The German Football Association (DFB) said it had been informed by UEFA that a review of the matter had been halted and a spokesperson said the Germans "will not face disciplinary measures".

"The armband has been assessed as a team symbol for diversity and thus for a 'good cause'," the DFB said on Twitter.

Normally, the captains of each team at the European Championship are obliged to wear a standard armband issued by UEFA.

Neuer will wear the rainbow armband for Wednesday's game against Hungary in Munich, which the Germans must win to be sure of reaching the last 16.

Goretzka said the armband should never have been an issue.

"There are rules and guidelines at UEFA and the DFB, sport should not be exploited, that is important and right," Goretzka said.

"However, it would have been absurd if we had to apologise for it (the armband), as it is clear what that stands for."

Former Germany midfielder Thomas Hitzlsperger, who came out as gay after retiring in 2013 and is now head of sport at VfB Stuttgart, was unimpressed that UEFA had even looking into the armband matter.

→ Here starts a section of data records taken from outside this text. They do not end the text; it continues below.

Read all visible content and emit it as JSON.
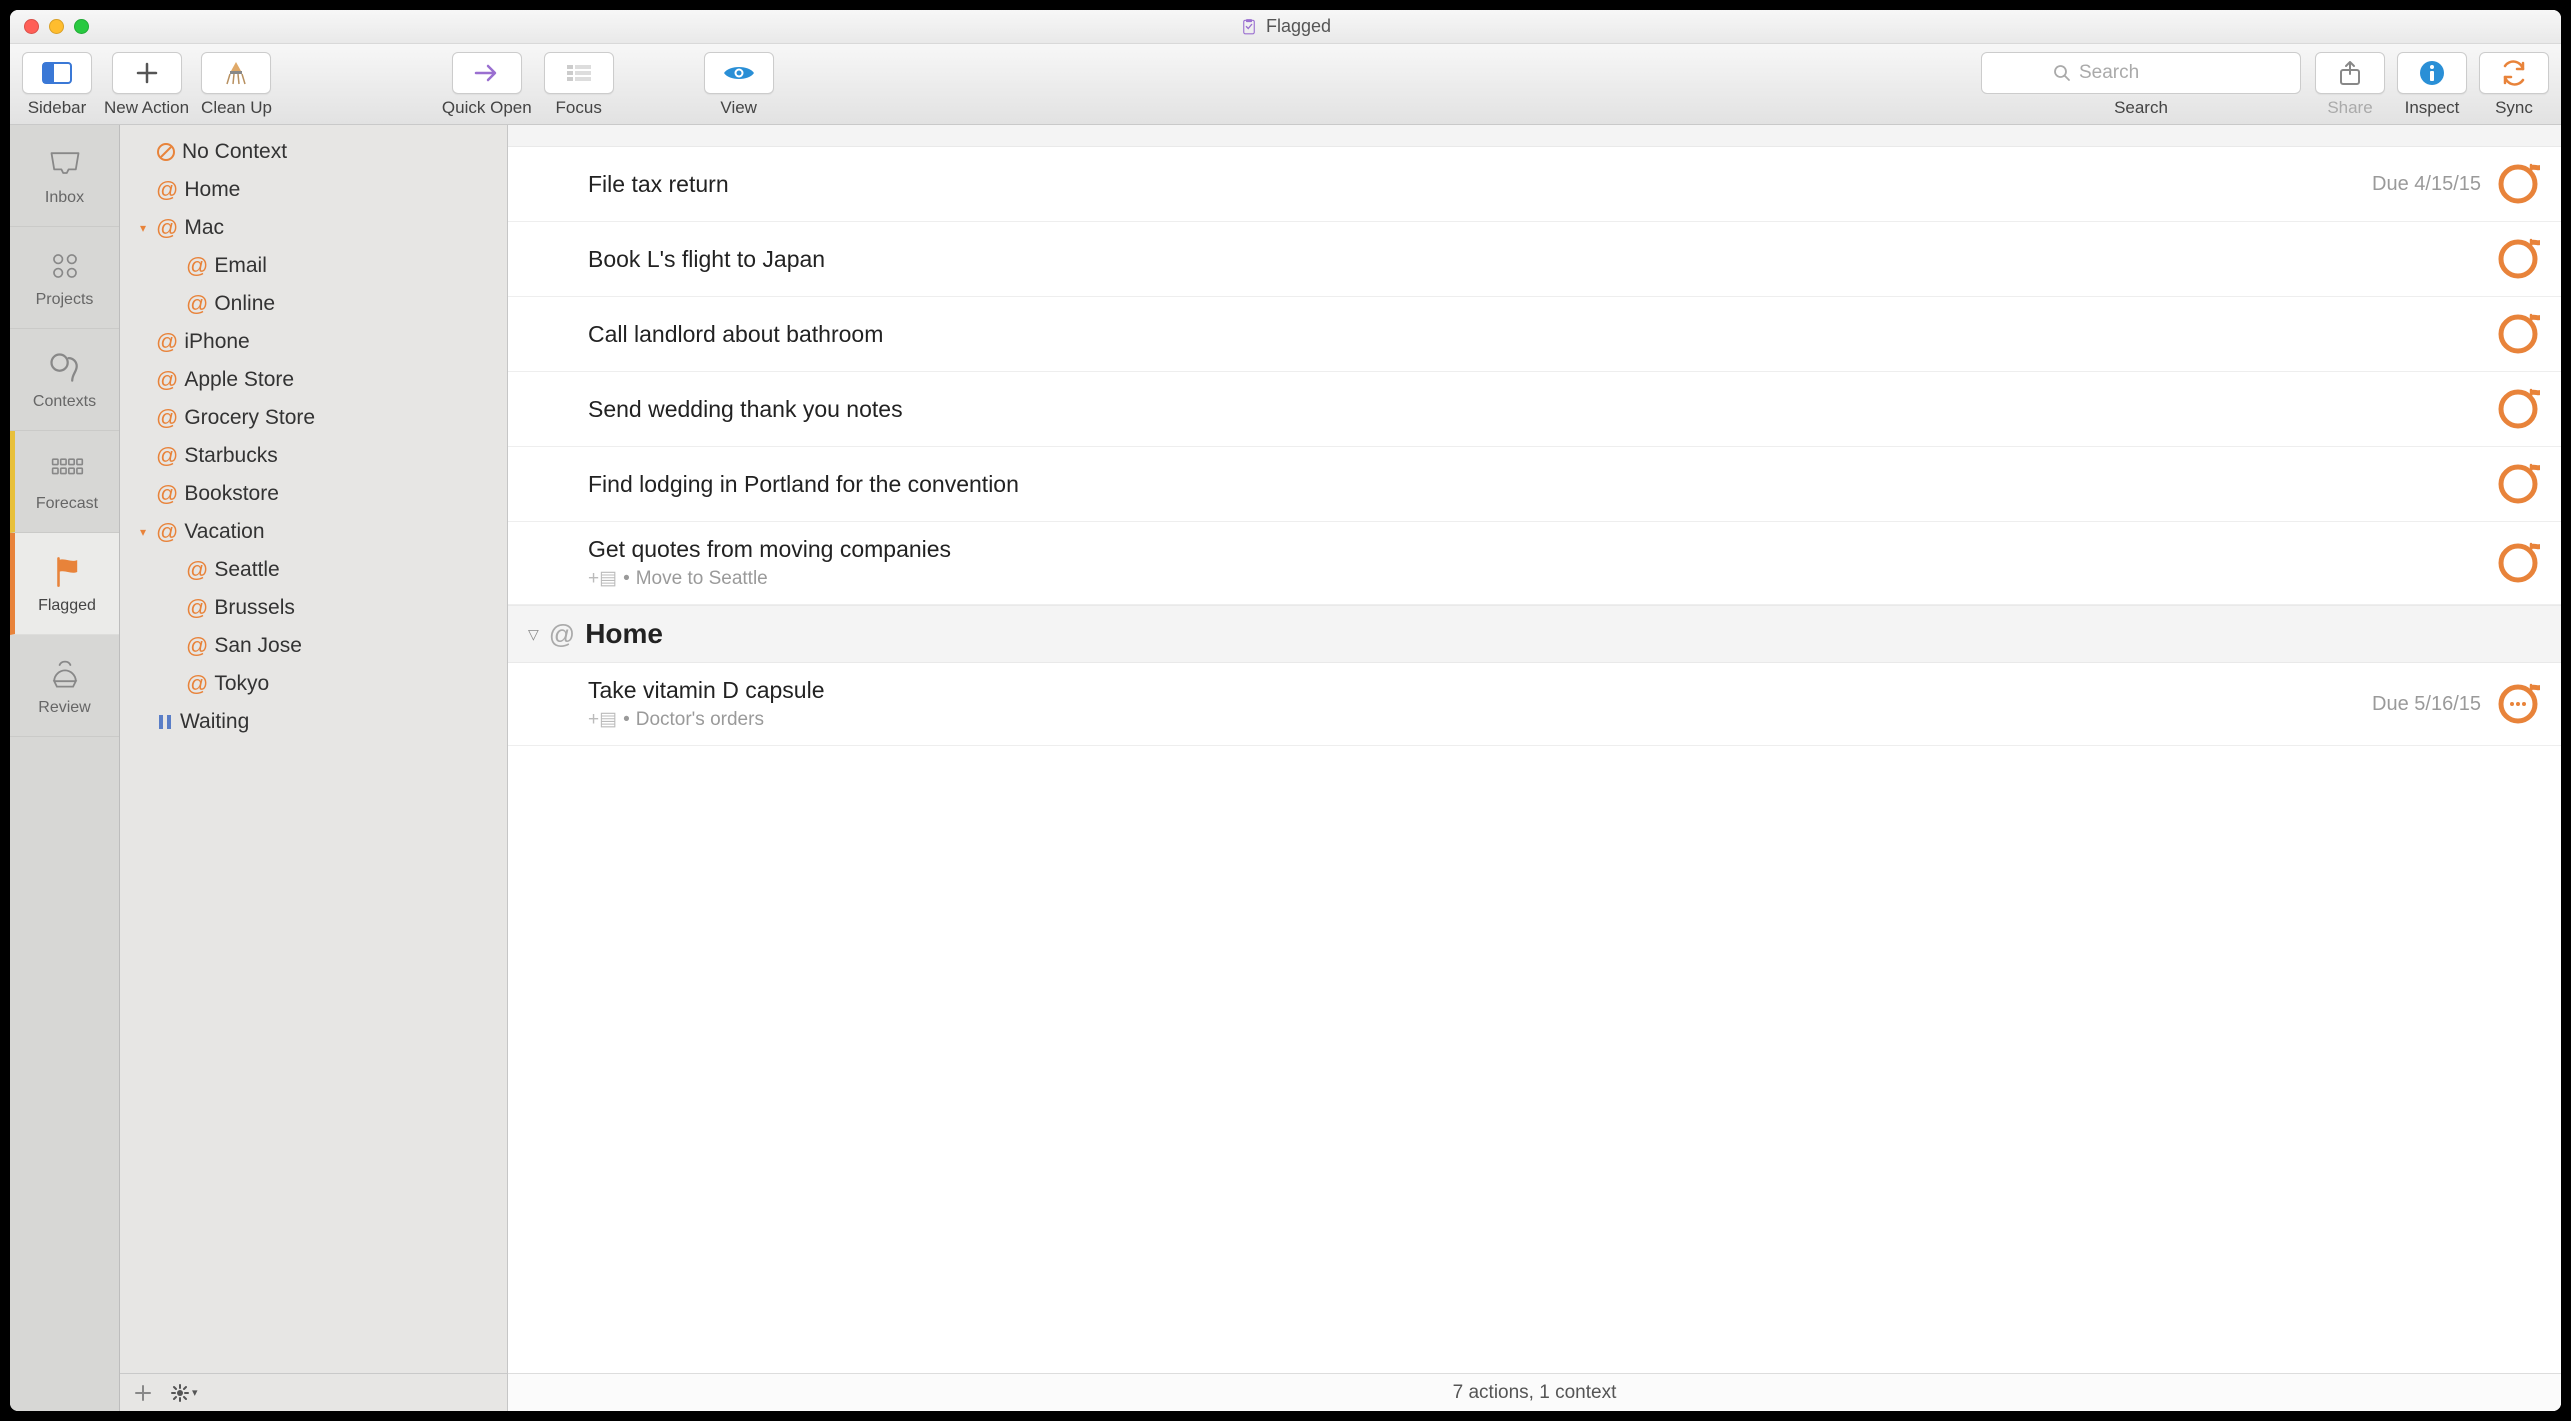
{
  "window": {
    "title": "Flagged"
  },
  "toolbar": {
    "sidebar": "Sidebar",
    "new_action": "New Action",
    "clean_up": "Clean Up",
    "quick_open": "Quick Open",
    "focus": "Focus",
    "view": "View",
    "search_label": "Search",
    "search_placeholder": "Search",
    "share": "Share",
    "inspect": "Inspect",
    "sync": "Sync"
  },
  "rail": {
    "items": [
      {
        "id": "inbox",
        "label": "Inbox"
      },
      {
        "id": "projects",
        "label": "Projects"
      },
      {
        "id": "contexts",
        "label": "Contexts"
      },
      {
        "id": "forecast",
        "label": "Forecast"
      },
      {
        "id": "flagged",
        "label": "Flagged"
      },
      {
        "id": "review",
        "label": "Review"
      }
    ],
    "selected": "flagged"
  },
  "contexts": {
    "tree": [
      {
        "label": "No Context",
        "kind": "nocontext",
        "depth": 0
      },
      {
        "label": "Home",
        "kind": "context",
        "depth": 0
      },
      {
        "label": "Mac",
        "kind": "context",
        "depth": 0,
        "expanded": true
      },
      {
        "label": "Email",
        "kind": "context",
        "depth": 1
      },
      {
        "label": "Online",
        "kind": "context",
        "depth": 1
      },
      {
        "label": "iPhone",
        "kind": "context",
        "depth": 0
      },
      {
        "label": "Apple Store",
        "kind": "context",
        "depth": 0
      },
      {
        "label": "Grocery Store",
        "kind": "context",
        "depth": 0
      },
      {
        "label": "Starbucks",
        "kind": "context",
        "depth": 0
      },
      {
        "label": "Bookstore",
        "kind": "context",
        "depth": 0
      },
      {
        "label": "Vacation",
        "kind": "context",
        "depth": 0,
        "expanded": true
      },
      {
        "label": "Seattle",
        "kind": "context",
        "depth": 1
      },
      {
        "label": "Brussels",
        "kind": "context",
        "depth": 1
      },
      {
        "label": "San Jose",
        "kind": "context",
        "depth": 1
      },
      {
        "label": "Tokyo",
        "kind": "context",
        "depth": 1
      },
      {
        "label": "Waiting",
        "kind": "waiting",
        "depth": 0
      }
    ]
  },
  "tasks": {
    "section1": [
      {
        "title": "File tax return",
        "due": "Due 4/15/15"
      },
      {
        "title": "Book L's flight to Japan"
      },
      {
        "title": "Call landlord about bathroom"
      },
      {
        "title": "Send wedding thank you notes"
      },
      {
        "title": "Find lodging in Portland for the convention"
      },
      {
        "title": "Get quotes from moving companies",
        "note": "Move to Seattle"
      }
    ],
    "section2_name": "Home",
    "section2": [
      {
        "title": "Take vitamin D capsule",
        "note": "Doctor's orders",
        "due": "Due 5/16/15",
        "repeating": true
      }
    ]
  },
  "status": "7 actions, 1 context"
}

"Come on, @UEFA @EURO2020 - you can not be serious?!" Hitzlsperger tweeted on Sunday.

On Sunday, German FA spokesman Jens Grittner said that Neuer would not have stopped wearing the rainbow armband even if UEFA opted to punish the Germans.

"Manuel Neuer has been wearing the rainbow armband since a friendly against Latvia on 7 June as a sign and clear commitment of the whole team for diversity, openness, tolerance and against hate and exclusion."

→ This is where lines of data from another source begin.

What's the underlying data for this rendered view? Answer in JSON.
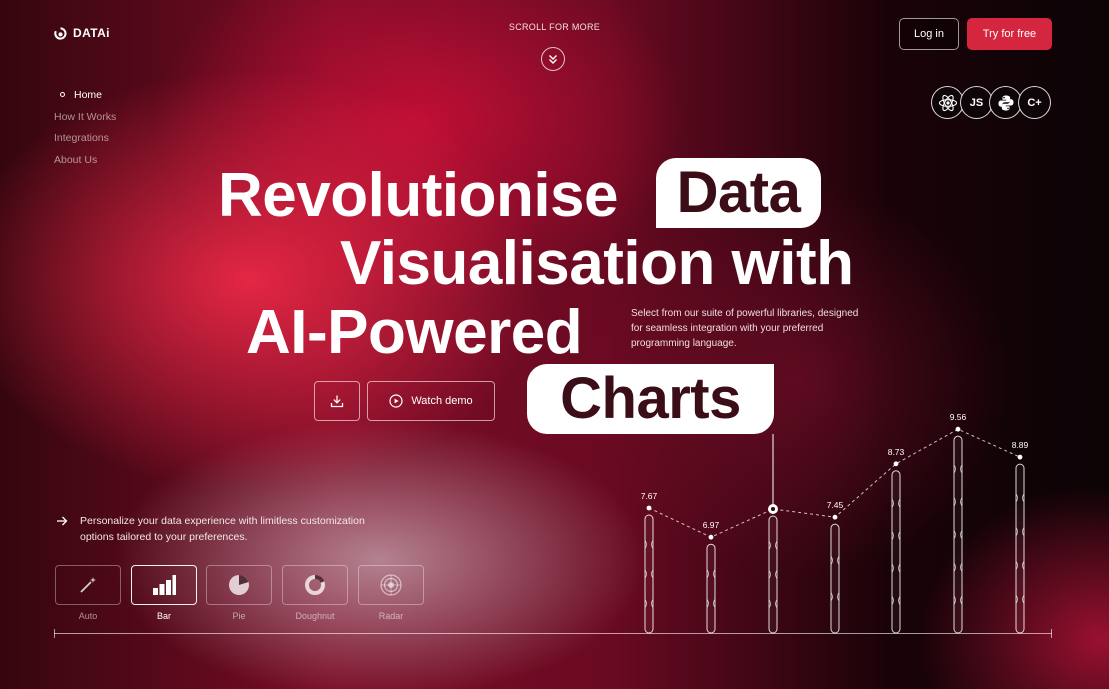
{
  "brand": {
    "name": "DATAi"
  },
  "header": {
    "scroll_label": "SCROLL FOR MORE",
    "login_label": "Log in",
    "try_label": "Try for free",
    "accent_color": "#d5263f"
  },
  "nav": {
    "items": [
      {
        "label": "Home",
        "active": true
      },
      {
        "label": "How It Works",
        "active": false
      },
      {
        "label": "Integrations",
        "active": false
      },
      {
        "label": "About Us",
        "active": false
      }
    ]
  },
  "languages": [
    {
      "icon": "react-icon"
    },
    {
      "icon": "javascript-icon",
      "text": "JS"
    },
    {
      "icon": "python-icon"
    },
    {
      "icon": "cpp-icon",
      "text": "C+"
    }
  ],
  "hero": {
    "line1": "Revolutionise",
    "line1_pill": "Data",
    "line2": "Visualisation with",
    "line3": "AI-Powered",
    "line4_pill": "Charts",
    "subtext": "Select from our suite of powerful libraries, designed for seamless integration with your preferred programming language.",
    "download_icon": "download-icon",
    "demo_label": "Watch demo"
  },
  "personalize": {
    "text": "Personalize your data experience with limitless customization options tailored to your preferences."
  },
  "chart_types": [
    {
      "label": "Auto",
      "icon": "magic-wand-icon",
      "active": false
    },
    {
      "label": "Bar",
      "icon": "bar-chart-icon",
      "active": true
    },
    {
      "label": "Pie",
      "icon": "pie-chart-icon",
      "active": false
    },
    {
      "label": "Doughnut",
      "icon": "doughnut-chart-icon",
      "active": false
    },
    {
      "label": "Radar",
      "icon": "radar-chart-icon",
      "active": false
    }
  ],
  "chart_data": {
    "type": "bar",
    "values": [
      7.67,
      6.97,
      null,
      7.45,
      8.73,
      9.56,
      8.89
    ],
    "value_labels": [
      "7.67",
      "6.97",
      "",
      "7.45",
      "8.73",
      "9.56",
      "8.89"
    ],
    "highlighted_index": 2,
    "ylim": [
      0,
      10
    ],
    "grid": false
  }
}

Munich city officials want to ask UEFA for permission to light the Allianz Arena stadium's translucent cover in rainbow colours to make a statement to Viktor Orban's right-wing Hungarian government.

Orban's government recently passed a law banning the "promotion" of homosexuality to minors.

Bavarian's state premier Markus Soeder backed Reiter, saying Monday it "would send a very good signal if the rainbow colors were shining as a signal for freedom in our society".

However, Grittner said Monday that the DFB want to see the Allianz Arena lit up in rainbow colours, just not necessarily on Wednesday's match day.

He suggested "postponing the initiative to early July", to coincide with July's gay pride week in Munich.